A group of farmers and townspeople in the Langham area is campaigning to stop a proposed metal refinery.
Ken Crush, who chairs the Fortune Minerals Issues Group, said the nearly 100 jobs the project may create are not worth the potential threat to drinking water.
"If that fresh water is put at risk then we're not comfortable having them here," he said.
The company, Fortune Minerals, wants to build its $200 million metal processing plant on farmland just outside of town, and plans to operate for 20 years. The company will ship metal concentrate from the Northwest Territories for further processing at its Langham plant.
The company says it will generate 158,000 tonnes of toxic waste annually, to be stored permanently in pits beside the plant. Contaminated water will be injected more than 800 metres underground, far below the area's source of drinking water, it said.
Berry producer worried
The plan unnerves Rodney Parenteau, who operates a commercial berry orchard across the road from the proposed site. He relies on groundwater to irrigate his crops, which he turns into jams and beverages.
"It's kind of hard to accept the fact that you're going to live by a chemical dump, he said. "How safe is that going to be?"
'I've been against it from day one.' - Rodney Parenteau, Parenteau Gourmet Foods
The refinery will sit right on top of the area's prime source of drinking water, an underground sand and water formation called the Dalmeny aquifer. The town of Langham, and farms surrounding it and Dalmeny, draw their water from that aquifer.
Parenteau fears poisons such as cyanide and arsenic may leak into the groundwater, or become airborne, landing on his berry shrubs with the dust.
"I've been against it from day one," he said. "If it goes as is, I probably won't be around in four years time because food does not mix with toxic chemicals."

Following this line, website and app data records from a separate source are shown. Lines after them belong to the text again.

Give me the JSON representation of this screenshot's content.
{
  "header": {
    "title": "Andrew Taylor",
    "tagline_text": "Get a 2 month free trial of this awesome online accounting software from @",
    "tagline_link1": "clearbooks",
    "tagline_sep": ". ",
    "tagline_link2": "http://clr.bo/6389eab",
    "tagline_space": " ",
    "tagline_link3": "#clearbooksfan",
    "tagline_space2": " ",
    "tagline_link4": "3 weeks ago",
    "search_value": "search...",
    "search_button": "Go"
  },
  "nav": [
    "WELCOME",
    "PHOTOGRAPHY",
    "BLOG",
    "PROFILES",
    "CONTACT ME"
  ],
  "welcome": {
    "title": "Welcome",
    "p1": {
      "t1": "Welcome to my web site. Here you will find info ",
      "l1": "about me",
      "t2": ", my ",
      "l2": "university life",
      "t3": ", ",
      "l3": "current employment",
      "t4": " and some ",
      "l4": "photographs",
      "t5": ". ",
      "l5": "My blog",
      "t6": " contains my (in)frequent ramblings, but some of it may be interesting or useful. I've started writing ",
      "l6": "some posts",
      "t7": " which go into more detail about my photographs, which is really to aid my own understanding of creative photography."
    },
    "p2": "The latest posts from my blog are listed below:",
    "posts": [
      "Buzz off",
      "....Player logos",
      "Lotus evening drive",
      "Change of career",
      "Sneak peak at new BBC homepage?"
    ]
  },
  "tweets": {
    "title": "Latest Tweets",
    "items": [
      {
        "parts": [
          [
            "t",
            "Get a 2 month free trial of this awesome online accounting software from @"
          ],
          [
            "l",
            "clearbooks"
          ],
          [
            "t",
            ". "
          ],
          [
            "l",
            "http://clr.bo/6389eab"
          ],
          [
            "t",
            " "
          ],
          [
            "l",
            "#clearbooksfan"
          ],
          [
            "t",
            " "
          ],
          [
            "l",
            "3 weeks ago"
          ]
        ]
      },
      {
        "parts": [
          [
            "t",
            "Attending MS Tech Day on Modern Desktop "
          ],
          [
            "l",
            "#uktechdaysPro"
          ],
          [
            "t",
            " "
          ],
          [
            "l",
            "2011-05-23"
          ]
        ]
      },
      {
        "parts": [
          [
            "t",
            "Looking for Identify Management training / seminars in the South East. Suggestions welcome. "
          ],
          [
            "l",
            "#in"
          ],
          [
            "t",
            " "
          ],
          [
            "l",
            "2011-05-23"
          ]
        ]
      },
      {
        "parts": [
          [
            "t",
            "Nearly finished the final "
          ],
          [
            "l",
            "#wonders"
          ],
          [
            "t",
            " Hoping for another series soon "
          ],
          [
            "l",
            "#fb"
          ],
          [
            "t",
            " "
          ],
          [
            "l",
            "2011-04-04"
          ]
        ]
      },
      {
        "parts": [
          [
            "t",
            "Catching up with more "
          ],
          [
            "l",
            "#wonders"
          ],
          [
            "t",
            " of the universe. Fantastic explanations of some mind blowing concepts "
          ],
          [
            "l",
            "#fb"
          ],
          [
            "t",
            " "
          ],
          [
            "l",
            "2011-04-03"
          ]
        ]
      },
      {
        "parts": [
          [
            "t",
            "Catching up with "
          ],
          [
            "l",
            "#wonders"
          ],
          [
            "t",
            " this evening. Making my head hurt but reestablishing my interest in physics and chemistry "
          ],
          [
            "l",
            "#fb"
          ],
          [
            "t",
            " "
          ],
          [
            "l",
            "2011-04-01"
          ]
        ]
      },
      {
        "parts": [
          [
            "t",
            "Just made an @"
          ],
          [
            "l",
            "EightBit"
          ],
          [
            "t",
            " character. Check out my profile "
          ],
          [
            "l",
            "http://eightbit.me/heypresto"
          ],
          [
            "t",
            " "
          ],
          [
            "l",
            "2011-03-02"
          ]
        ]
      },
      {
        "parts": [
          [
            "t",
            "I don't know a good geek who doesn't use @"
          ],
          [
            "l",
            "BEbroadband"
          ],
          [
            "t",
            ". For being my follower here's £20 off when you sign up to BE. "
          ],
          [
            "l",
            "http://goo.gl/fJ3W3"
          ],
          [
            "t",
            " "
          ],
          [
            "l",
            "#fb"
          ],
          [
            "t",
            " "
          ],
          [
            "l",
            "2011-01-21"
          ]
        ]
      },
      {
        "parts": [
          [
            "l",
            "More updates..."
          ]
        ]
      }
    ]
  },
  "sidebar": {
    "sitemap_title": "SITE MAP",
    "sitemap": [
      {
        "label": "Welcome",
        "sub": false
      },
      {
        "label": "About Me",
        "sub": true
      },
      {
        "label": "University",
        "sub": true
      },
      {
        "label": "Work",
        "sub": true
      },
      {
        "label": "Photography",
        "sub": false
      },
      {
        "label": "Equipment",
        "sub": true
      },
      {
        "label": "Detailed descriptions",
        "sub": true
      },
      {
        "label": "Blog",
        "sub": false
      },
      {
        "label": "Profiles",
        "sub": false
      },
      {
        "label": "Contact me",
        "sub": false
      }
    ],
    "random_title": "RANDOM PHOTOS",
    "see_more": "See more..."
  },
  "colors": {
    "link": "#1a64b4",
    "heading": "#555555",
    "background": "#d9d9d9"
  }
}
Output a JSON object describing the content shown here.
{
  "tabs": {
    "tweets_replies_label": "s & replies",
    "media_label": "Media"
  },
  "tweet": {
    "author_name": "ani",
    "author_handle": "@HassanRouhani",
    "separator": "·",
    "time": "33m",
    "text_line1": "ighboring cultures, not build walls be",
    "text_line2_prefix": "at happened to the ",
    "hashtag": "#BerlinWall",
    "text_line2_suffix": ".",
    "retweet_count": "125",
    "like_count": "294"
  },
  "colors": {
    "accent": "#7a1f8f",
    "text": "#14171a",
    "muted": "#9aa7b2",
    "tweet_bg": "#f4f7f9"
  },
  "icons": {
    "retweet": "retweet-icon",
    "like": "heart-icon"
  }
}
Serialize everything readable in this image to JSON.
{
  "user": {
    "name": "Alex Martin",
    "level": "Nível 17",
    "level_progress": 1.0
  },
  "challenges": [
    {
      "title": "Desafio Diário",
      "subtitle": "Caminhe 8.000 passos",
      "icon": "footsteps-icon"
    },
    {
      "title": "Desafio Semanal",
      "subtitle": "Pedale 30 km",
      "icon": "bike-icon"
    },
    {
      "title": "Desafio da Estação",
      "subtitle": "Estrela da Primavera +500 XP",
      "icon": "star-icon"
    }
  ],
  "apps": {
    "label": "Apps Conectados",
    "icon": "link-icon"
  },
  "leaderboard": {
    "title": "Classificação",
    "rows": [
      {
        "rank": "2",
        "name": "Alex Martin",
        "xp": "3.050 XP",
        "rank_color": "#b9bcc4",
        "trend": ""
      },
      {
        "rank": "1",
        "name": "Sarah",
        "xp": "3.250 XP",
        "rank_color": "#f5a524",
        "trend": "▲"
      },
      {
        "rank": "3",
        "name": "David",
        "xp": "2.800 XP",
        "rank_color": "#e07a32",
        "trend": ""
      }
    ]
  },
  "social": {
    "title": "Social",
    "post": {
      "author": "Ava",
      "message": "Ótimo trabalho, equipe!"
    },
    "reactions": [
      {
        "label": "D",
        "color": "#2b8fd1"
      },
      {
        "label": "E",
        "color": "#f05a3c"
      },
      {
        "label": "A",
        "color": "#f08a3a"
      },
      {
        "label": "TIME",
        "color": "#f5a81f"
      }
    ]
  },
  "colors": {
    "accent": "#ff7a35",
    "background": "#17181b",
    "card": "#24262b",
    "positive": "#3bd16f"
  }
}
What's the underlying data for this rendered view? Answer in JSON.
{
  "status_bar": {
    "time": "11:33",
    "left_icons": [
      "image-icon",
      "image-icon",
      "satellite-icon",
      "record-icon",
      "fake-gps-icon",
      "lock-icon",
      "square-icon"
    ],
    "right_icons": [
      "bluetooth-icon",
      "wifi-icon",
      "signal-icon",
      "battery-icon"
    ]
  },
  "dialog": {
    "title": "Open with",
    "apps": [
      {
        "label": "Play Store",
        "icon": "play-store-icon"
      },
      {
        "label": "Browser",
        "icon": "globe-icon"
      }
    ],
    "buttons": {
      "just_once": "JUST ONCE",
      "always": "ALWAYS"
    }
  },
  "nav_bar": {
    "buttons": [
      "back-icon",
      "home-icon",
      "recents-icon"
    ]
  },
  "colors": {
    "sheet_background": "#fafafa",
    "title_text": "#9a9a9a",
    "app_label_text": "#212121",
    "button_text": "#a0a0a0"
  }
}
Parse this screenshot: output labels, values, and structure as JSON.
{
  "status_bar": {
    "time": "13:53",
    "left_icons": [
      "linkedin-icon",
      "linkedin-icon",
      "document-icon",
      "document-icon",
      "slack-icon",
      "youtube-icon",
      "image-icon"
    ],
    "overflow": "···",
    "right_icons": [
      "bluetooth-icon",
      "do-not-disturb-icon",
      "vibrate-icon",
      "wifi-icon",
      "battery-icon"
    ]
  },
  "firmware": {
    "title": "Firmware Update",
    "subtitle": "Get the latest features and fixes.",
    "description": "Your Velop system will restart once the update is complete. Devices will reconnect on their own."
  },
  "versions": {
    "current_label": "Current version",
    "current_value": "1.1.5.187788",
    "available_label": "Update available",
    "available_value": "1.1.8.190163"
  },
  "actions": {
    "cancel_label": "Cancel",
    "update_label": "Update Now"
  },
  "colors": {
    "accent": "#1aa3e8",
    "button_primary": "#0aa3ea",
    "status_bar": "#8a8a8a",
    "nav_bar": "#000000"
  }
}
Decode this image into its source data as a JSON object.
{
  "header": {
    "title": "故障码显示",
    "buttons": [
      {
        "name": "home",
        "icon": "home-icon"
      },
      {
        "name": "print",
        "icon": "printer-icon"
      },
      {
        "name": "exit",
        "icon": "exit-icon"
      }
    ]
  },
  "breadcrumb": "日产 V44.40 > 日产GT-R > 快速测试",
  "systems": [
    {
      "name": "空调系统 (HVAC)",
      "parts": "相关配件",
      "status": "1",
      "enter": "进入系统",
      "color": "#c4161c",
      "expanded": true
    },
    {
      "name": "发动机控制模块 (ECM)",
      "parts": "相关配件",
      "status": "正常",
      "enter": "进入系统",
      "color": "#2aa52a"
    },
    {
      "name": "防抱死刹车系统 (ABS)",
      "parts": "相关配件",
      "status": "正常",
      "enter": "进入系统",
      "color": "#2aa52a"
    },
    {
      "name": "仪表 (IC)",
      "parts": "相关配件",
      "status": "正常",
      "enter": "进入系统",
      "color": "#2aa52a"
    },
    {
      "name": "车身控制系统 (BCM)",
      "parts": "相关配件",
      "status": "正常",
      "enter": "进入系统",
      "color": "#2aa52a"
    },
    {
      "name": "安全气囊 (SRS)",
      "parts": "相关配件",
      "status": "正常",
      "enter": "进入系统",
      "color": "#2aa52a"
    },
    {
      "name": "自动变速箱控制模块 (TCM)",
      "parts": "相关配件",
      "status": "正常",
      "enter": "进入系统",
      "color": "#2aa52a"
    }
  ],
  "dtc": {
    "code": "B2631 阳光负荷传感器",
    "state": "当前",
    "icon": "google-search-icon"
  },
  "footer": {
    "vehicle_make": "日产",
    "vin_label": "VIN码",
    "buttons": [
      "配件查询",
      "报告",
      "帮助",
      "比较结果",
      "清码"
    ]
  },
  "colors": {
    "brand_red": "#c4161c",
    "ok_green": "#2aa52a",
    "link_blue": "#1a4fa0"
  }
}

He added he's not against the company itself, "but build a place off the water source that can affect so many people, thousands of people, that can damage a town, that could damage the whole area's water source."
Company plan passes review
Fortune Minerals has submitted a lengthy, detailed Environmental Impact Statement to the Ministry of Environment. The document contains the company's plan for keeping contaminants out of the air and groundwater. It has passed a review by departmental staff.
'The department of environment seems to have accepted this very easily.' - Ken Crush, chair of the Fortune Minerals Issues Group
"We're very confident in our design," said Rick Schryer, Fortune Minerals' director of environmental and regulatory affairs. "There's never been a storage facility like this in Saskatchewan, this detailed, this well built."
But neither Crush nor Parenteau are reassured.
Ken Crush called the Environment Ministry's review "very soft"."They're all educated people, but you know educated people make mistakes" Parenteau said.
"The department of environment seems to have accepted this very easily," Crush said. "In 13 pages they said it's okay."
What if it leaks?
Crush noted that while there will be measures to detect leaks, it's unclear what will be done about them.
"It's a huge body of water, and a lot of people are drawing water from it," he said. "And once that's contaminated how do you fix it? Because you can't pump it out and refill it."
However, Fortune Minerals' Rick Schryer said any leak will move very slowly and there will be plenty of time to fix the problem.
"Let's say it's a catastrophic event, we would just have to take out the process residue and rebuild the whole thing and then put it back in," he said.
Injection wells will automatically shut down if there is a leak, he said.
Meanwhile, the clock is ticking. The Ministry of Environment is accepting written comment from the public until December 6.
Crush is leading a letter-writing campaign, asking the minister not to grant environmental approval. A decision is expected sometime after the deadline, possibly just a couple of weeks.
If environmental approval is granted, Fortune Minerals must then ask the RM of Corman Park to rezone the land.
Crush promises to take the fight to the municipal council chamber, while Schryer will be out in the community answering the concerns that are raised.